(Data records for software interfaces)

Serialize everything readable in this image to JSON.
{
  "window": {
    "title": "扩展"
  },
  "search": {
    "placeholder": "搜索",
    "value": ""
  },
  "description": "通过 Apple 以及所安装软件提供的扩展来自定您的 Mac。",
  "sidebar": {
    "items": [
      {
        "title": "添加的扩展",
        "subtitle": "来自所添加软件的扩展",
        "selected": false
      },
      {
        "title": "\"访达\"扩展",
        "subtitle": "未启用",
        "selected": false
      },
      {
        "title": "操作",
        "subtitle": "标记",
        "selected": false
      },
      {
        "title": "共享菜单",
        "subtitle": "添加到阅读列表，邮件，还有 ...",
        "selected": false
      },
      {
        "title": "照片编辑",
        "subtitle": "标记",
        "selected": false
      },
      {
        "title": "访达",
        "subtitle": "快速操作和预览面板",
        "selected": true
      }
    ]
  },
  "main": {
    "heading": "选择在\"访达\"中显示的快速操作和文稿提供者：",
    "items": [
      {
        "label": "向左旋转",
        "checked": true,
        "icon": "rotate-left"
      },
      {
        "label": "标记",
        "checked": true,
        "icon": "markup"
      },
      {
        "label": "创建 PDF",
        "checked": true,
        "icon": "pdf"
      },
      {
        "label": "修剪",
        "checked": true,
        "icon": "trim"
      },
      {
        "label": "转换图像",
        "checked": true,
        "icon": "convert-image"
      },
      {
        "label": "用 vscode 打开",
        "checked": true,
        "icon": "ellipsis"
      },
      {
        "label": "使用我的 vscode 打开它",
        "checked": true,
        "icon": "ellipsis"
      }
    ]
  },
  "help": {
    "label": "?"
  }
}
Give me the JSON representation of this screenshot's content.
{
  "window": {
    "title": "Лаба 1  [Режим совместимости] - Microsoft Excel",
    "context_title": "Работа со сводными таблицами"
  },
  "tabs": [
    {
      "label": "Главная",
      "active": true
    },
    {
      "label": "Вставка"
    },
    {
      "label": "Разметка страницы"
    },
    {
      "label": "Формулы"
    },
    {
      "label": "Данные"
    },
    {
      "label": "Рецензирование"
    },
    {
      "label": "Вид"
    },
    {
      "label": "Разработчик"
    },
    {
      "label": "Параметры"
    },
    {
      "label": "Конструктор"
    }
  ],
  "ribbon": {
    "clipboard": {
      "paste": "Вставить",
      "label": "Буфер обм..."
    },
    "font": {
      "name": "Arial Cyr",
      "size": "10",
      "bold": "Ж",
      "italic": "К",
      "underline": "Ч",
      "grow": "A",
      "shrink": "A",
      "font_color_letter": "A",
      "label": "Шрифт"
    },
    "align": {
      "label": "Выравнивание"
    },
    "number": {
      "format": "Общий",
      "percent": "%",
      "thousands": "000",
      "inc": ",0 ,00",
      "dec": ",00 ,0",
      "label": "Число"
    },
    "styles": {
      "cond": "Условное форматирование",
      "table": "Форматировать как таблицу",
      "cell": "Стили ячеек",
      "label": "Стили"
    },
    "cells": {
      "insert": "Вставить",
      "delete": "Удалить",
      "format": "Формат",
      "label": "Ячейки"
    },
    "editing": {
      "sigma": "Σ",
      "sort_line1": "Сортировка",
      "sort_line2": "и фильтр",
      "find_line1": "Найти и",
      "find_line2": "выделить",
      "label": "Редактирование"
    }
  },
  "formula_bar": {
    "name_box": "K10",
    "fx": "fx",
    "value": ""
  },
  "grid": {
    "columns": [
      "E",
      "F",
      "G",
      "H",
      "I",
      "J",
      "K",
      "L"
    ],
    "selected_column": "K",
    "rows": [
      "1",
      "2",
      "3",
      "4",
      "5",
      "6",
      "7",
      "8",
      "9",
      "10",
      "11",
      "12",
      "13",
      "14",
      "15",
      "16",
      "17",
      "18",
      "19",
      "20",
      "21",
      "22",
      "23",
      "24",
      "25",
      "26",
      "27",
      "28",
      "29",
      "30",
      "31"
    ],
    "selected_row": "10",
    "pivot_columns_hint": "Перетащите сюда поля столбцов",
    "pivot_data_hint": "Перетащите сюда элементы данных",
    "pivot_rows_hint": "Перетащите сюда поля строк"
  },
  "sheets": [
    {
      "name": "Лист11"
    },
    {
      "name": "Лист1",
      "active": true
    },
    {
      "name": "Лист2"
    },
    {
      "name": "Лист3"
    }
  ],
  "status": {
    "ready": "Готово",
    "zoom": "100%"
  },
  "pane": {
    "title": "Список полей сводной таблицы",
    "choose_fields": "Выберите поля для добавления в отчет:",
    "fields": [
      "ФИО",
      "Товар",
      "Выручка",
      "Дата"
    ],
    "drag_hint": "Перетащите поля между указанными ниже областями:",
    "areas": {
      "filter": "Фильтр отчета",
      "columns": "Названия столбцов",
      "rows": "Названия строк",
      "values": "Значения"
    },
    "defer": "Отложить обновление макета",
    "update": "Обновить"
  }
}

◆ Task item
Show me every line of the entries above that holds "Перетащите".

◆ Reply
    "pivot_columns_hint": "Перетащите сюда поля столбцов",
    "pivot_data_hint": "Перетащите сюда элементы данных",
    "pivot_rows_hint": "Перетащите сюда поля строк"
    "drag_hint": "Перетащите поля между указанными ниже областями:",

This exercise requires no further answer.